PM Tsvangirai withdrew from government three weeks ago
Zimbabwean Prime Minister Morgan Tsvangirai has called off his party's boycott of the unity government with President Robert Mugabe.
Mr Tsvangirai said he was giving Mr Mugabe 30 days to implement the power-sharing agreement on "the pertinent issues we are concerned about".
The prime minister was speaking after regional crisis talks in Mozambique.
The MDC accuses Mr Mugabe's Zanu-PF of continuing to harass its activists and acting in "bad faith".
The Southern Africa Development Community (Sadc), which is the guarantor of last year's power-sharing agreement, urged all parties to respect the deal and said they had 15-30 days to "engage in dialogue".
By Karen Allen, BBC News, Johannesburg
The meeting in Maputo is not offering a magic bullet. The parties have the next 15-30 days to "engage in dialogue".
The MDC has interpreted that to mean that a clear timetable is to be set for the swearing-in of governors and its nominee for deputy agriculture minister - Roy Bennett. It also expects its partner in government to address other outstanding issues of the global political agreement, in particular the appointment of the governor of the central bank and the attorney general.
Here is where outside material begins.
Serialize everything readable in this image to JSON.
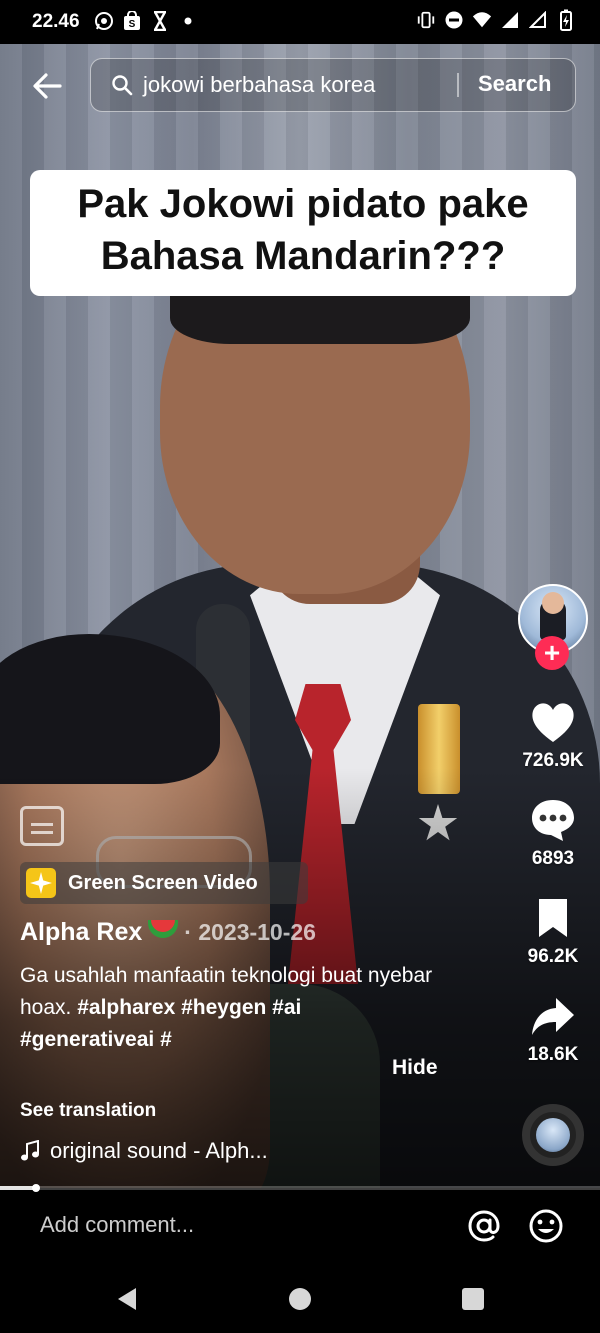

But what if that does not happen, what are the sanctions available?
The MDC has taken some solace that South Africa's President Jacob Zuma has promised to take stock of the situation in 30 days' time. But there has been little sign of the "more vocal" stance President Zuma's ANC party has promised on Zimbabwe.
Mr Tsvangirai's Movement for Democratic Change says outstanding issues should be agreed within 15 days and thenimplemented within 30 days.
Mr Mugabe did not speak to the media after the summit.
Mozambican President Armando Guebuza said he thought the situation would change within 30 days.
Sadc head Tomaz Salomao said South Africa's President Jacob Zuma would soon visit Zimbabwe to evaluate progress.
The next Zimbabwe cabinet meeting is on Tuesday, and MDC spokesman Nelson Chamisa said his party's ministers would attend.
Mr Tsvangirai walked out of the coalition government on 16 October in protest at the detention of a senior MDC official on terrorism charges and over Mr Mugabe's failure to implement political agreements.
The official, Roy Bennett, was later released on bail and is due to go on trial on Monday on charges of terrorism, insurgency, sabotage and banditry.
He was arrested in February, as he was due to be sworn in as deputy agriculture minister.
MDC accuses Zanu-PF of campaign of violence, Zanu-PF dismisses claims as 'outrageous'
MDC says central bank governor and attorney general must be replaced, Zanu-PF disagrees
MDC says terrorism charges against him should be dropped, Zanu-PF says courts must decide
Mr Mugabe refuses to swear in MDC nominees
MDC says farm seizures must stop, Zanu-PF disagrees
The MDC also said there had been "increased violent" attacks on party members by militants from President Mugabe's Zanu-PF, as well as renewed invasions of white-owned farms.
Last week, Zanu-PF described the allegations as "cheap propaganda".
Mr Tsvangirai's allies also accuse Mr Mugabe of making key appointments, such as the attorney general, the central bank governor, provincial governors and diplomats, without consulting them.
Zanu-PF says the MDC has not done enough to attract foreign aid and investment since it joined the government to end the impasse following last year's disputed elections.
The unity government has managed to halt Zimbabwe's economic collapse but donors remain wary of resuming funding.